Taking site specificity to new thresholds of literalness, a team from Boston, consisting of visual artists Jerry Beck and Jeff DeCastro, architect Eric Gould, performance artists Tamara Jenkins, and others constructed a wood-frame lean-to completely covered with newsprint and oriented to face the enormous sign on the nearby Daily News building. “Editorial columns” by other Boston artists—kiosklike columns based on newspaper themes such as sports or obituaries—were situated inside and around the structure. On the plot closest to the entrance, architect Cameron McNall and visual artist Julia Heyward collaborated on a 24-foot-high sweeping form that resembled billboard scaffolding. Like many billboards, the two sides of this structure sent out different messages. One side supported abstract sculptural fragments and the other was covered with a series of taut nylon scrims that formed a continuous screen. When midafternoon sunlight illuminated the scrims, the sculptural elements created ghostly, quixotic shadow images through the translucent surfaces. During performances, Heyward projected multimedia film images that interacted with these shadow images.

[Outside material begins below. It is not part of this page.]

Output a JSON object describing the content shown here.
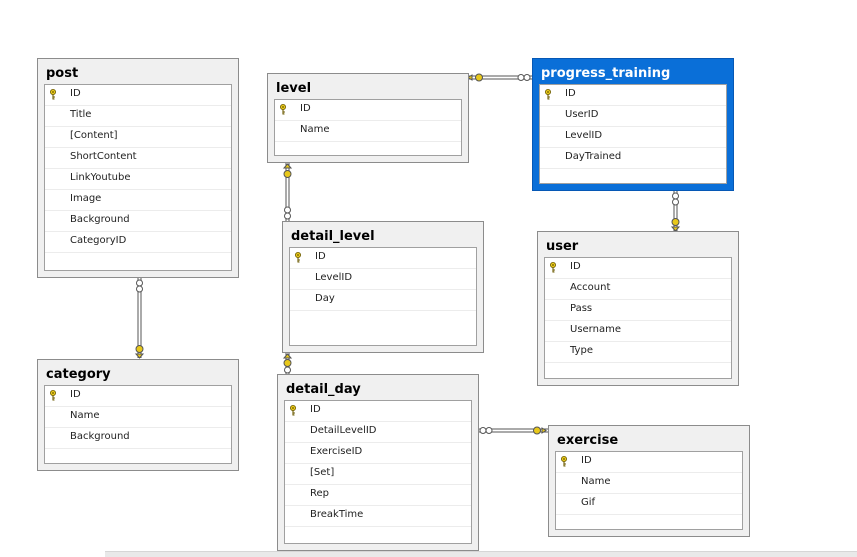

The nine projects seem crowded on the site. Each project appears to encroach on its neighbor’s domain, creating a visual cacophony. This sense of density—which is our urban reality, after all—could have been optimized rather than just tolerated, and perhaps it will be in subsequent years. Putting nine projects on this small site suggests the urgent reality of the need to support a community of young artists in a time of diminishing possibilities. The relocation and reconstitution of “Art on the Beach” should make artists and critics alike think afresh about art production and public art in cities.

Patricia C. Phillips